b) The DDA shall be opened in the name of the exporter and maintained in US Dollars only.
c) The account shall only be in the form of current account and no interest should be paid on the balance held in the account.
d) No intra-account transfer should be allowed between the DDAs maintained by the account holder.
e) An exporter firm/ company shall be permitted to open and maintain not more than 5 DDAs.
f) The balances held in the accounts shall be subject to Cash Reserve Ratio (CRR) and Statutory Liquidity Ratio (SLR) requirements.
g) Exporter firms and companies maintaining foreign currency accounts, excluding EEFC accounts, with banks in India or abroad, are not eligible to open Diamond Dollar Accounts.
2. Permissible Credits: –
- Amount of pre-shipment and post-shipment finance availed in US Dollars.
- Realisation of export proceeds from shipments of rough, cut, polished diamonds and diamond studded jewellery.
- Realisation in US Dollars from local sale of rough, cut and polished diamonds.
3. Permissible Debits:-
- Payment for import/ purchase of rough diamonds from overseas/ local sources.
- Payment for purchase of cut and polished diamonds, coloured gemstones and plain gold jewellery from local sources.
- Payment for import/ purchase of gold from overseas/ nominated agencies and repayment of US Dollars loans availed from the bank.

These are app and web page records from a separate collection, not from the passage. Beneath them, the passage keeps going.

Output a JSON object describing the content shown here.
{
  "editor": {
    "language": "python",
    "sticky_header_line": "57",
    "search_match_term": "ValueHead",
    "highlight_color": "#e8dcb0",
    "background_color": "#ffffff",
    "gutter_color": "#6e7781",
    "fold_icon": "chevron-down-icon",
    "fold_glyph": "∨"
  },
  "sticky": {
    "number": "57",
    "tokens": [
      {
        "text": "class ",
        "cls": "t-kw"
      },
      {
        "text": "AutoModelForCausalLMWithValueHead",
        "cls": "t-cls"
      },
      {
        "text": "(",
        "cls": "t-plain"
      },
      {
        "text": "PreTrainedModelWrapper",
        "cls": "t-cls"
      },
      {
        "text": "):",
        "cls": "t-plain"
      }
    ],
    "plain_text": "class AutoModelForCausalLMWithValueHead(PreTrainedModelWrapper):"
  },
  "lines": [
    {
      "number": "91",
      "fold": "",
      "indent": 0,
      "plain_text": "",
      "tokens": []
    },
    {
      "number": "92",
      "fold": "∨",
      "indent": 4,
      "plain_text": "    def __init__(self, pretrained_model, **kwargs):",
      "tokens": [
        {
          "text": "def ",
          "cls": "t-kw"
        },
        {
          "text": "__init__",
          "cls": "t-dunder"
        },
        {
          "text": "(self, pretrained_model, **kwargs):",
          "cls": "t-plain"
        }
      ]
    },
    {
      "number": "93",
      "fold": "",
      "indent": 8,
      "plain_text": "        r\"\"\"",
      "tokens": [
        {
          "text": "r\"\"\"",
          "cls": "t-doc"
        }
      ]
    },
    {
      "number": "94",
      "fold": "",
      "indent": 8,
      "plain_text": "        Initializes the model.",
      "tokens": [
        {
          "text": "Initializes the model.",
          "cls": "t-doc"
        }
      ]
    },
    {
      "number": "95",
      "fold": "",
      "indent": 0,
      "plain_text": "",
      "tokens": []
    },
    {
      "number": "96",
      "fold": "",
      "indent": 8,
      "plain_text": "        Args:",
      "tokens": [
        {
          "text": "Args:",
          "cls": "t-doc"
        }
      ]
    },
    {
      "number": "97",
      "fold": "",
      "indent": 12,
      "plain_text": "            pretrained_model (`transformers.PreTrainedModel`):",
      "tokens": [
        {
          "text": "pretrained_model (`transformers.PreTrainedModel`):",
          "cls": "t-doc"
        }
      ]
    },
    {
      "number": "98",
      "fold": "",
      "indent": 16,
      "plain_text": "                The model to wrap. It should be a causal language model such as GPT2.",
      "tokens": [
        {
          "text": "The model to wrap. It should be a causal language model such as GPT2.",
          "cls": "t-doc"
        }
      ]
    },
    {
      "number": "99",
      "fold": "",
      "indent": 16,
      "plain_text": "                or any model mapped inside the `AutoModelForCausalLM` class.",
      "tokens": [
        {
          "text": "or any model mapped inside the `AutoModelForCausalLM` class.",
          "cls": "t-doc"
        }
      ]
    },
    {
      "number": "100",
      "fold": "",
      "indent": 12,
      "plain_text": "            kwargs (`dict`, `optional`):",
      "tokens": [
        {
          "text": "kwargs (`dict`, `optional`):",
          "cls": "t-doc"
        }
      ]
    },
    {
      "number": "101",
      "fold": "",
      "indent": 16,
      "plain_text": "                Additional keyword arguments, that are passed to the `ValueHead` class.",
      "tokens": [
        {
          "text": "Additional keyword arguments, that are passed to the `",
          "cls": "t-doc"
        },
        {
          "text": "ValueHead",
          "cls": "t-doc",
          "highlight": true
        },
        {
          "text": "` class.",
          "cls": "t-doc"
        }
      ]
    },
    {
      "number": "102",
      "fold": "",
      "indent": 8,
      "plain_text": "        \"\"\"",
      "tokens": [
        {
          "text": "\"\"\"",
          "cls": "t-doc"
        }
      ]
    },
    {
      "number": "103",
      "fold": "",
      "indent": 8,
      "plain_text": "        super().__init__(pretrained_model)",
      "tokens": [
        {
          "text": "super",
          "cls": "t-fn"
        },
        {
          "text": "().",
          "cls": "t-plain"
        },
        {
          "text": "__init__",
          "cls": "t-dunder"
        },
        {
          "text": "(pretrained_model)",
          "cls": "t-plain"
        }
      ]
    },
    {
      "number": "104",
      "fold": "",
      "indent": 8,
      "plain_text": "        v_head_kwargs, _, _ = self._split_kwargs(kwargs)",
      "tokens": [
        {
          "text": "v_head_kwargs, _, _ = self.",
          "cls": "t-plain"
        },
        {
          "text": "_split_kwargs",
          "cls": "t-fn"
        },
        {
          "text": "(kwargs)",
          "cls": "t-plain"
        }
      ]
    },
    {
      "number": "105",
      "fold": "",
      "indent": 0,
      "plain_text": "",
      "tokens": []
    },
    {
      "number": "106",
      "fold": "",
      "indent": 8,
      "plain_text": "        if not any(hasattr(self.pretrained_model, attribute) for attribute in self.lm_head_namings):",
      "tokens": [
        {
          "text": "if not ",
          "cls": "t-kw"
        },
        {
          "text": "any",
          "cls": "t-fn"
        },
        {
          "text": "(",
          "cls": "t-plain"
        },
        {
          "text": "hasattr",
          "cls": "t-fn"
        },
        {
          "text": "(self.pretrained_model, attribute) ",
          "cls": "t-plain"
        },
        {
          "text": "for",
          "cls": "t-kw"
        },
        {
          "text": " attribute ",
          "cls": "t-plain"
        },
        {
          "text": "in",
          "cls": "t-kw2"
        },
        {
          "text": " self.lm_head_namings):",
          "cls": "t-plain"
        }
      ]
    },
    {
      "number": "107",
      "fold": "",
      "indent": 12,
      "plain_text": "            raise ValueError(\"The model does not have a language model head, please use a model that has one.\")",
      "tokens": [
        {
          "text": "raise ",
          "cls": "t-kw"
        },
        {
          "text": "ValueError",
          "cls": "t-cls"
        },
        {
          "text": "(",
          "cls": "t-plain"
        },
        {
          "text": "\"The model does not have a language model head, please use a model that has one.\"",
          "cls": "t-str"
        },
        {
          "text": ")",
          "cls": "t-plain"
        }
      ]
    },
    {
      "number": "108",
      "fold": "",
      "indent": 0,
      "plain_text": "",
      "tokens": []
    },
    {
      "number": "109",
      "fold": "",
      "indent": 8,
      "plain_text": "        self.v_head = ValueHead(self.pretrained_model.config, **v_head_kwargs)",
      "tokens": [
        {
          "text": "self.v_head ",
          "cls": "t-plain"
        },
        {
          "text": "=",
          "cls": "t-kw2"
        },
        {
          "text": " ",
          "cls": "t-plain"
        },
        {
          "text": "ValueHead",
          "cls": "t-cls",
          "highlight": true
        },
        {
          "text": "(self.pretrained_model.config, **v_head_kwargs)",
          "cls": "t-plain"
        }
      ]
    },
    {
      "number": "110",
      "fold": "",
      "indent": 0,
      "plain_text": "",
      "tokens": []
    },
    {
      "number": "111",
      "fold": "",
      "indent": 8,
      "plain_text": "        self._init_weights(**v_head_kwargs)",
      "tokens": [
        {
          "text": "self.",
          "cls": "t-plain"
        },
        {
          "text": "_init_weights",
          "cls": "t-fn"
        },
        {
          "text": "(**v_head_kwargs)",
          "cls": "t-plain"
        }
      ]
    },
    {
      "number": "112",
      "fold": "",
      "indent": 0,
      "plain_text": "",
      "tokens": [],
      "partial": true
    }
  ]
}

- Transfer to rupee account of the exporter.
The above transactions are subject to the provisions of the Foreign Trade Policy of Government of India, issued from time to time.
A person resident in India, being an exporter who has undertaken a construction contract or a turnkey project outside India or who is exporting services or engineering goods from India on deferred payment terms may open, hold and maintain a Foreign Currency Account with a bank in India, provided that –
- approval as required under the Foreign Exchange Management (Export of goods and services) Regulations, 2015 has been obtained for undertaking the contract/ project/ export of goods or services, and
- the terms and conditions stipulated in the letter of approval have been duly complied with.